Ellie the vampire child. Oooh, looking back on this I'm slightly proud of myself for being so clever again. Except it is another stupid cliche and all, but whatever. Creepy story. Ellie the vampire child! Yay for vampires!
Explaining the bitterness of immortality comes the people of a world never known. Look for all the symbolism in this, (and how quickly written it was.) *winks* Some background information... I love Enchantress from the Stars, but that surprisingly wasn't even the inspiration for this piece. The inspiration was 'Into the West' sung by Annie Lenox. I've always wanted to combine science fiction with fantasty, and here I grasped the chance and wrote this a little under two hours, and got less sleep than I needed. I'm hoping to explain the ways of immortality as a curse and beauty, and possibly a rather farfetched theory on why we've never seen any other creatures beyond ourselves. It's not that long. Don't worry. I know you were. *winks*
It's about a guardian angel, obviously. I was feeling very Catholic when I wrote this, and the lyrics for the song came from the song 'Deep Within.' I don't own the rights for that or anything... Well, read it, it's nice and short and remotely inspiring.
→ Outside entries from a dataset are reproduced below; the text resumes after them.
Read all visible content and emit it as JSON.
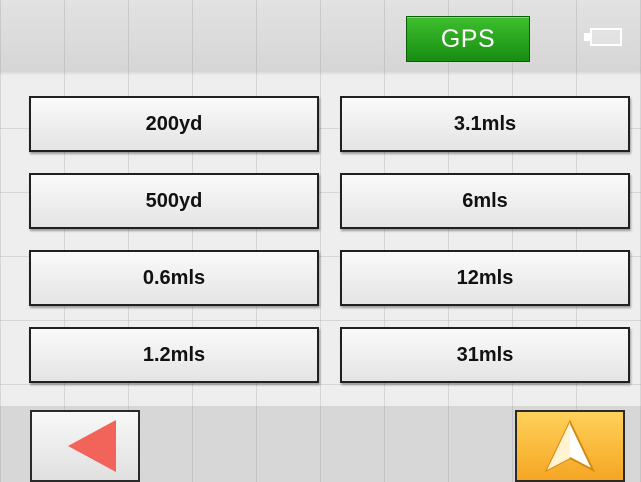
{
  "header": {
    "gps_label": "GPS",
    "battery_icon": "battery-icon"
  },
  "scale_options": {
    "left": [
      "200yd",
      "500yd",
      "0.6mls",
      "1.2mls"
    ],
    "right": [
      "3.1mls",
      "6mls",
      "12mls",
      "31mls"
    ]
  },
  "footer": {
    "back_icon": "back-arrow-icon",
    "navigate_icon": "navigation-arrow-icon"
  },
  "colors": {
    "gps_green": "#1f9a17",
    "back_arrow": "#f2645a",
    "nav_button": "#f7b02f"
  }
}
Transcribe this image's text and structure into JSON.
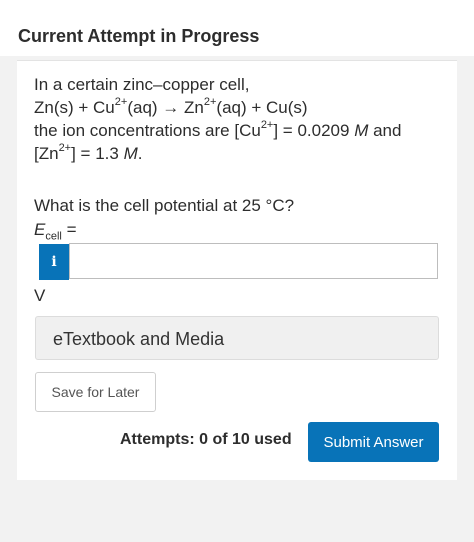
{
  "header": {
    "title": "Current Attempt in Progress"
  },
  "question": {
    "line1": "In a certain zinc–copper cell,",
    "eq_zn": "Zn(s) + Cu",
    "eq_sup1": "2+",
    "eq_mid1": "(aq) → Zn",
    "eq_sup2": "2+",
    "eq_mid2": "(aq) + Cu(s)",
    "line3_a": "the ion concentrations are [Cu",
    "line3_sup": "2+",
    "line3_b": "] = 0.0209 ",
    "line3_unit": "M",
    "line3_c": " and",
    "line4_a": "[Zn",
    "line4_sup": "2+",
    "line4_b": "] = 1.3 ",
    "line4_unit": "M",
    "line4_c": ".",
    "prompt": "What is the cell potential at 25 °C?",
    "ecell_E": "E",
    "ecell_sub": "cell",
    "ecell_eq": " ="
  },
  "answer": {
    "info_icon": "i",
    "value": "",
    "unit": "V"
  },
  "buttons": {
    "etextbook": "eTextbook and Media",
    "save": "Save for Later",
    "submit": "Submit Answer"
  },
  "attempts": "Attempts: 0 of 10 used",
  "colors": {
    "accent": "#0873b8"
  }
}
*deep breath* A semi-epic-fantasy-nonsense-word poem. There's plenty of magic in it. Between the lines, of course, like tea with the purtouise. There are evil garden gnomes and nasty turnips along the road, but in the end our protagonist encounters an untimely cliched twist. Read on if you are intrigued, unfortunate one.
This forest and a child share a strange bond of life and death. When the child lingers there the forest lives. When the child leaves the forest dies. But, the child comes back so you can say the forest lives again. It's remotely happy for something I wrote... (School asignment- imagery poem.)